If the court awards joint legal custody, both parents have the legal authority to make major life decisions for their child, including those related to their religious upbringing. There generally is no issue when both parents share the same religion. However, it may be confusing for those who do not. How does it work?
Parents can coordinate and discuss how they will deal with their religious differences, with their child’s best interests as the main priority. There are several ways they can resolve the issue, such as allowing each other to teach their child their respective religious beliefs or agreeing to raise the child in the one religion they were used to before the parents’ separation. As long as both parents are amicable and open to meeting halfway, they can resolve the concern between themselves.
Letting the court decide

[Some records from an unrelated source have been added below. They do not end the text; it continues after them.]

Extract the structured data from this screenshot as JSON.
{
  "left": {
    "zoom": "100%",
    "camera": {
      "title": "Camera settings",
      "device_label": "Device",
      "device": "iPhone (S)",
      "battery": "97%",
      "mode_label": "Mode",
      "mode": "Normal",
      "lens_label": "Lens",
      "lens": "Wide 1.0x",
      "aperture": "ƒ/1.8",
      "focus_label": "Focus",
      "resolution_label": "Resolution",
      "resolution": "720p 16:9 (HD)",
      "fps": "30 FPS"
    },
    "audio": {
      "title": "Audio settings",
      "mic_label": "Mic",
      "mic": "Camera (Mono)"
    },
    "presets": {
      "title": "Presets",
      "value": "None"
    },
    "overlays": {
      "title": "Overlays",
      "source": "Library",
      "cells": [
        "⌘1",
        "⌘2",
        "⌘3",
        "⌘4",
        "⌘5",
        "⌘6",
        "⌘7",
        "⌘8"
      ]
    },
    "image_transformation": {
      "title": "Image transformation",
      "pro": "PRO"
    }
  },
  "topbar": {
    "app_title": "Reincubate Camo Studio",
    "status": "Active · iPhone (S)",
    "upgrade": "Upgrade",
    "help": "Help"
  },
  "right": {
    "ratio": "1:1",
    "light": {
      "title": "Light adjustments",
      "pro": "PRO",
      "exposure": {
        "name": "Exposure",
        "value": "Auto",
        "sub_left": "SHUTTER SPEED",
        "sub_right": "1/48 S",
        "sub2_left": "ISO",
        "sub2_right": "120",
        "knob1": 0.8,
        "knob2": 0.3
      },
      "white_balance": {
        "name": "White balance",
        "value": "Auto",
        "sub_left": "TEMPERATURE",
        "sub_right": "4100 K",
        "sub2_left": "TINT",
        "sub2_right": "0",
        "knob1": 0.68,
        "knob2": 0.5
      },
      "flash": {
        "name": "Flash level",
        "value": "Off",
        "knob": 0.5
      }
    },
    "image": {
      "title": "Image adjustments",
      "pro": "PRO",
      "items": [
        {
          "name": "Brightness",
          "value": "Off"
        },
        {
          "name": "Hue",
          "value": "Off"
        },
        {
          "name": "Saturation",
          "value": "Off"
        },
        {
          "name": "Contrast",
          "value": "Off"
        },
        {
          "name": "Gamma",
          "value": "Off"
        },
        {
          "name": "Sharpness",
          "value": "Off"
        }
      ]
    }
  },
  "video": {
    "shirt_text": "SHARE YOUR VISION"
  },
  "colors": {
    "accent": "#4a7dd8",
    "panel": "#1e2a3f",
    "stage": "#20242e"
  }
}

If the parents’ religious differences have been an issue even during the custody determination and they cannot agree on an arrangement, the court can decide for them. It is possible for the court to allow shared legal custody except for religion-related decisions and assign one parent sole legal custody on that aspect. The judge will consider several factors, primarily the child’s best interests, to make their decision.

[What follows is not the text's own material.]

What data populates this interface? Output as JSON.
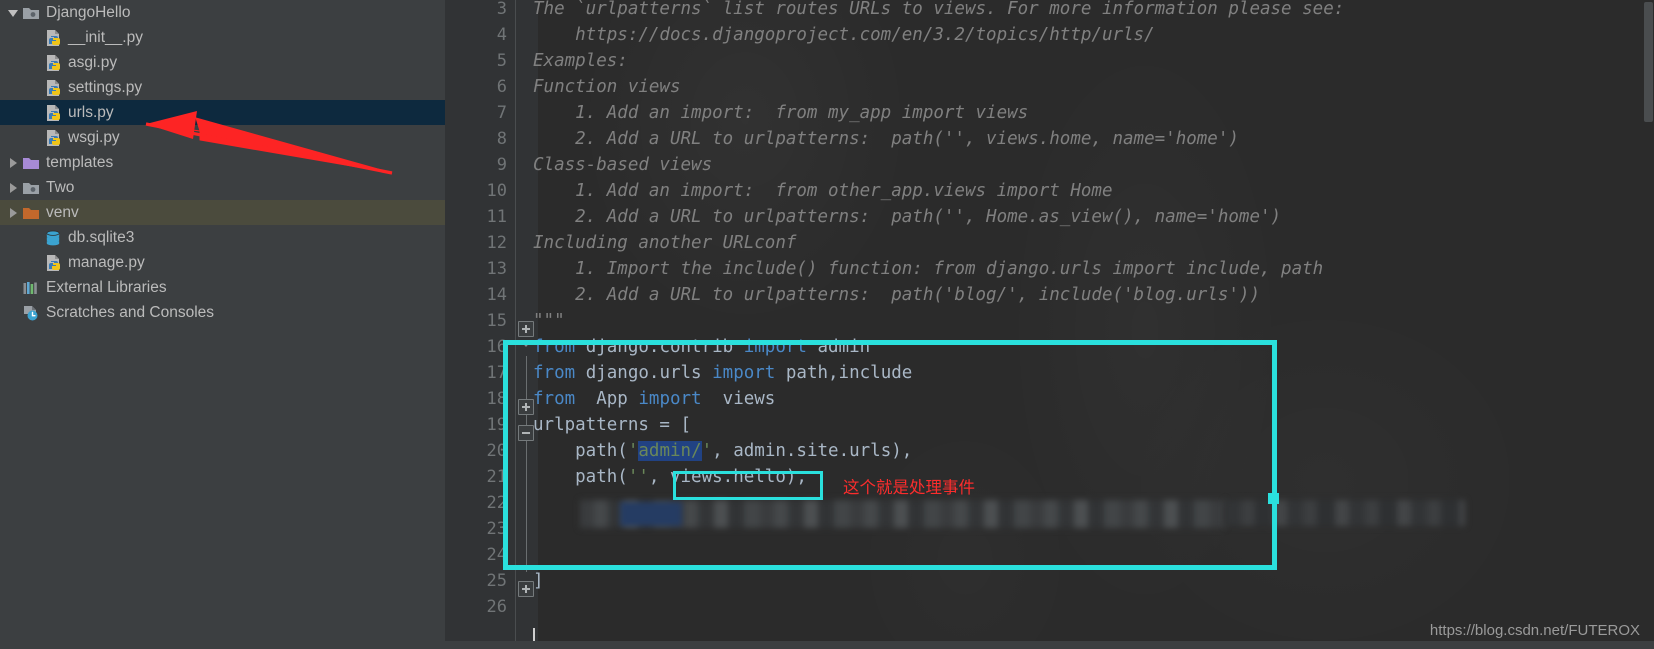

Exploring options while prioritizing your child
Whether you decide to settle custody terms with your coparent privately or have the court decide for you, it is crucial that you understand your custody rights as a parent to protect them effectively. Additionally, you have to put your child’s well-being at the core of your decisions. Only then can you find a workable solution to the issue.